== Aim of the task ==
Filter the data for lines with the word "FACTA" and copy those lines.

== Data shown ==
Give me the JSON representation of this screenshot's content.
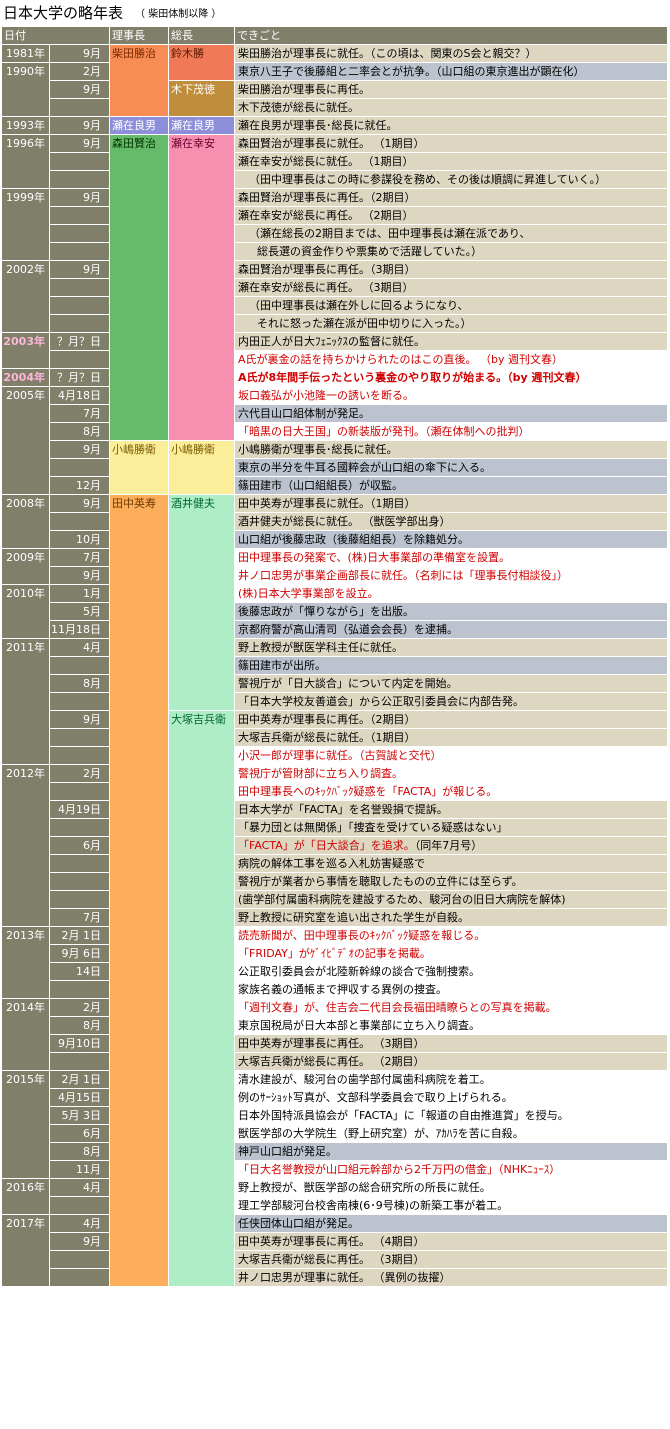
{
  "title": "日本大学の略年表",
  "subtitle": "（ 柴田体制以降 ）",
  "headers": {
    "date": "日付",
    "chairman": "理事長",
    "president": "総長",
    "events": "できごと"
  },
  "colors": {
    "header": "#7f7f6a",
    "event_default": "#ddd7c1",
    "event_blue": "#bcc3cf",
    "red_text": "#d00000"
  },
  "rows": [
    {
      "year": "1981年",
      "date": "9月",
      "text": "柴田勝治が理事長に就任。（この頃は、関東のS会と親交？）"
    },
    {
      "year": "1990年",
      "date": "2月",
      "text": "東京八王子で後藤組と二率会とが抗争。（山口組の東京進出が顕在化）",
      "bg": "blue"
    },
    {
      "year": "",
      "date": "9月",
      "text": "柴田勝治が理事長に再任。"
    },
    {
      "year": "",
      "date": "",
      "text": "木下茂徳が総長に就任。"
    },
    {
      "year": "1993年",
      "date": "9月",
      "text": "瀬在良男が理事長･総長に就任。"
    },
    {
      "year": "1996年",
      "date": "9月",
      "text": "森田賢治が理事長に就任。 （1期目）"
    },
    {
      "year": "",
      "date": "",
      "text": "瀬在幸安が総長に就任。 （1期目）"
    },
    {
      "year": "",
      "date": "",
      "text": "（田中理事長はこの時に参謀役を務め、その後は順調に昇進していく。）",
      "indent": 1
    },
    {
      "year": "1999年",
      "date": "9月",
      "text": "森田賢治が理事長に再任。（2期目）"
    },
    {
      "year": "",
      "date": "",
      "text": "瀬在幸安が総長に再任。 （2期目）"
    },
    {
      "year": "",
      "date": "",
      "text": "（瀬在総長の2期目までは、田中理事長は瀬在派であり、",
      "indent": 1
    },
    {
      "year": "",
      "date": "",
      "text": "総長選の資金作りや票集めで活躍していた。）",
      "indent": 2
    },
    {
      "year": "2002年",
      "date": "9月",
      "text": "森田賢治が理事長に再任。（3期目）"
    },
    {
      "year": "",
      "date": "",
      "text": "瀬在幸安が総長に再任。 （3期目）"
    },
    {
      "year": "",
      "date": "",
      "text": "（田中理事長は瀬在外しに回るようになり、",
      "indent": 1
    },
    {
      "year": "",
      "date": "",
      "text": "それに怒った瀬在派が田中切りに入った。）",
      "indent": 2
    },
    {
      "year": "2003年",
      "year_style": "pink",
      "date": "？月？日",
      "text": "内田正人が日大ﾌｪﾆｯｸｽの監督に就任。"
    },
    {
      "year": "",
      "date": "",
      "text": "A氏が裏金の話を持ちかけられたのはこの直後。 （by 週刊文春）",
      "style": "red",
      "bg": "white"
    },
    {
      "year": "2004年",
      "year_style": "pink",
      "date": "？月？日",
      "text": "A氏が8年間手伝ったという裏金のやり取りが始まる。（by 週刊文春）",
      "style": "red-bold",
      "bg": "white"
    },
    {
      "year": "2005年",
      "date": "4月18日",
      "text": "坂口義弘が小池隆一の誘いを断る。",
      "style": "red",
      "bg": "white"
    },
    {
      "year": "",
      "date": "7月",
      "text": "六代目山口組体制が発足。",
      "bg": "blue"
    },
    {
      "year": "",
      "date": "8月",
      "text": "「暗黒の日大王国」の新装版が発刊。（瀬在体制への批判）",
      "style": "red",
      "bg": "white"
    },
    {
      "year": "",
      "date": "9月",
      "text": "小嶋勝衛が理事長･総長に就任。"
    },
    {
      "year": "",
      "date": "",
      "text": "東京の半分を牛耳る國粹会が山口組の傘下に入る。",
      "bg": "blue"
    },
    {
      "year": "",
      "date": "12月",
      "text": "篠田建市（山口組組長）が収監。",
      "bg": "blue"
    },
    {
      "year": "2008年",
      "date": "9月",
      "text": "田中英寿が理事長に就任。（1期目）"
    },
    {
      "year": "",
      "date": "",
      "text": "酒井健夫が総長に就任。 （獣医学部出身）"
    },
    {
      "year": "",
      "date": "10月",
      "text": "山口組が後藤忠政（後藤組組長）を除籍処分。",
      "bg": "blue"
    },
    {
      "year": "2009年",
      "date": "7月",
      "text": "田中理事長の発案で、(株)日大事業部の準備室を設置。",
      "style": "red",
      "bg": "white"
    },
    {
      "year": "",
      "date": "9月",
      "text": "井ノ口忠男が事業企画部長に就任。（名刺には「理事長付相談役」）",
      "style": "red",
      "bg": "white"
    },
    {
      "year": "2010年",
      "date": "1月",
      "text": "(株)日本大学事業部を設立。",
      "style": "red",
      "bg": "white"
    },
    {
      "year": "",
      "date": "5月",
      "text": "後藤忠政が「憚りながら」を出版。",
      "bg": "blue"
    },
    {
      "year": "",
      "date": "11月18日",
      "text": "京都府警が高山清司（弘道会会長）を逮捕。",
      "bg": "blue"
    },
    {
      "year": "2011年",
      "date": "4月",
      "text": "野上教授が獣医学科主任に就任。"
    },
    {
      "year": "",
      "date": "",
      "text": "篠田建市が出所。",
      "bg": "blue"
    },
    {
      "year": "",
      "date": "8月",
      "text": "警視庁が「日大談合」について内定を開始。"
    },
    {
      "year": "",
      "date": "",
      "text": "「日本大学校友善道会」から公正取引委員会に内部告発。"
    },
    {
      "year": "",
      "date": "9月",
      "text": "田中英寿が理事長に再任。（2期目）"
    },
    {
      "year": "",
      "date": "",
      "text": "大塚吉兵衛が総長に就任。（1期目）"
    },
    {
      "year": "",
      "date": "",
      "text": "小沢一郎が理事に就任。（古賀誠と交代）",
      "style": "red",
      "bg": "white"
    },
    {
      "year": "2012年",
      "date": "2月",
      "text": "警視庁が管財部に立ち入り調査。",
      "style": "red",
      "bg": "white"
    },
    {
      "year": "",
      "date": "",
      "text": "田中理事長へのｷｯｸﾊﾞｯｸ疑惑を「FACTA」が報じる。",
      "style": "red",
      "bg": "white"
    },
    {
      "year": "",
      "date": "4月19日",
      "text": "日本大学が「FACTA」を名誉毀損で提訴。"
    },
    {
      "year": "",
      "date": "",
      "text": "「暴力団とは無関係」「捜査を受けている疑惑はない」"
    },
    {
      "year": "",
      "date": "6月",
      "text": "「FACTA」が「日大談合」を追求。（同年7月号）",
      "style": "red-prefix",
      "prefix": "「FACTA」が「日大談合」を追求。",
      "suffix": "（同年7月号）"
    },
    {
      "year": "",
      "date": "",
      "text": "病院の解体工事を巡る入札妨害疑惑で"
    },
    {
      "year": "",
      "date": "",
      "text": "警視庁が業者から事情を聴取したものの立件には至らず。"
    },
    {
      "year": "",
      "date": "",
      "text": "(歯学部付属歯科病院を建設するため、駿河台の旧日大病院を解体)"
    },
    {
      "year": "",
      "date": "7月",
      "text": "野上教授に研究室を追い出された学生が自殺。"
    },
    {
      "year": "2013年",
      "date": "2月 1日",
      "text": "読売新聞が、田中理事長のｷｯｸﾊﾞｯｸ疑惑を報じる。",
      "style": "red",
      "bg": "white"
    },
    {
      "year": "",
      "date": "9月 6日",
      "text": "「FRIDAY」がｹﾞｲﾋﾞﾃﾞｵの記事を掲載。",
      "style": "red",
      "bg": "white"
    },
    {
      "year": "",
      "date": "14日",
      "text": "公正取引委員会が北陸新幹線の談合で強制捜索。",
      "bg": "white"
    },
    {
      "year": "",
      "date": "",
      "text": "家族名義の通帳まで押収する異例の捜査。",
      "bg": "white"
    },
    {
      "year": "2014年",
      "date": "2月",
      "text": "「週刊文春」が、住吉会二代目会長福田晴瞭らとの写真を掲載。",
      "style": "red",
      "bg": "white"
    },
    {
      "year": "",
      "date": "8月",
      "text": "東京国税局が日大本部と事業部に立ち入り調査。",
      "bg": "white"
    },
    {
      "year": "",
      "date": "9月10日",
      "text": "田中英寿が理事長に再任。 （3期目）"
    },
    {
      "year": "",
      "date": "",
      "text": "大塚吉兵衛が総長に再任。 （2期目）"
    },
    {
      "year": "2015年",
      "date": "2月 1日",
      "text": "清水建設が、駿河台の歯学部付属歯科病院を着工。",
      "bg": "white"
    },
    {
      "year": "",
      "date": "4月15日",
      "text": "例のｻｰｼｮｯﾄ写真が、文部科学委員会で取り上げられる。",
      "bg": "white"
    },
    {
      "year": "",
      "date": "5月 3日",
      "text": "日本外国特派員協会が「FACTA」に「報道の自由推進賞」を授与。",
      "bg": "white"
    },
    {
      "year": "",
      "date": "6月",
      "text": "獣医学部の大学院生（野上研究室）が、ｱｶﾊﾗを苦に自殺。",
      "bg": "white"
    },
    {
      "year": "",
      "date": "8月",
      "text": "神戸山口組が発足。",
      "bg": "blue"
    },
    {
      "year": "",
      "date": "11月",
      "text": "「日大名誉教授が山口組元幹部から2千万円の借金」（NHKﾆｭｰｽ）",
      "style": "red",
      "bg": "white"
    },
    {
      "year": "2016年",
      "date": "4月",
      "text": "野上教授が、獣医学部の総合研究所の所長に就任。",
      "bg": "white"
    },
    {
      "year": "",
      "date": "",
      "text": "理工学部駿河台校舎南棟(6･9号棟)の新築工事が着工。",
      "bg": "white"
    },
    {
      "year": "2017年",
      "date": "4月",
      "text": "任侠団体山口組が発足。",
      "bg": "blue"
    },
    {
      "year": "",
      "date": "9月",
      "text": "田中英寿が理事長に再任。 （4期目）"
    },
    {
      "year": "",
      "date": "",
      "text": "大塚吉兵衛が総長に再任。 （3期目）"
    },
    {
      "year": "",
      "date": "",
      "text": "井ノ口忠男が理事に就任。 （異例の抜擢）"
    }
  ],
  "chairmen": [
    {
      "name": "柴田勝治",
      "start": 0,
      "span": 4,
      "color": "#f88c55",
      "text_color": "#7a2a00"
    },
    {
      "name": "瀬在良男",
      "start": 4,
      "span": 1,
      "color": "#8d8ed9",
      "text_color": "#ffffff"
    },
    {
      "name": "森田賢治",
      "start": 5,
      "span": 17,
      "color": "#66bb6a",
      "text_color": "#003300"
    },
    {
      "name": "小嶋勝衛",
      "start": 22,
      "span": 3,
      "color": "#fbee9a",
      "text_color": "#7a5a00"
    },
    {
      "name": "田中英寿",
      "start": 25,
      "span": 45,
      "color": "#fdae5a",
      "text_color": "#6a3a00"
    }
  ],
  "presidents": [
    {
      "name": "鈴木勝",
      "start": 0,
      "span": 2,
      "color": "#f07a58",
      "text_color": "#5a1a00"
    },
    {
      "name": "木下茂徳",
      "start": 2,
      "span": 2,
      "color": "#bf8d3c",
      "text_color": "#ffffff"
    },
    {
      "name": "瀬在良男",
      "start": 4,
      "span": 1,
      "color": "#8d8ed9",
      "text_color": "#ffffff"
    },
    {
      "name": "瀬在幸安",
      "start": 5,
      "span": 17,
      "color": "#f68fb0",
      "text_color": "#6a0030"
    },
    {
      "name": "小嶋勝衛",
      "start": 22,
      "span": 3,
      "color": "#fbee9a",
      "text_color": "#7a5a00"
    },
    {
      "name": "酒井健夫",
      "start": 25,
      "span": 12,
      "color": "#aeedc6",
      "text_color": "#006633"
    },
    {
      "name": "大塚吉兵衛",
      "start": 37,
      "span": 33,
      "color": "#aeedc6",
      "text_color": "#006633"
    }
  ]
}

== Exercise output ==
      "text": "田中理事長へのｷｯｸﾊﾞｯｸ疑惑を「FACTA」が報じる。",
      "text": "日本大学が「FACTA」を名誉毀損で提訴。"
      "text": "「FACTA」が「日大談合」を追求。（同年7月号）",
      "prefix": "「FACTA」が「日大談合」を追求。",
      "text": "日本外国特派員協会が「FACTA」に「報道の自由推進賞」を授与。",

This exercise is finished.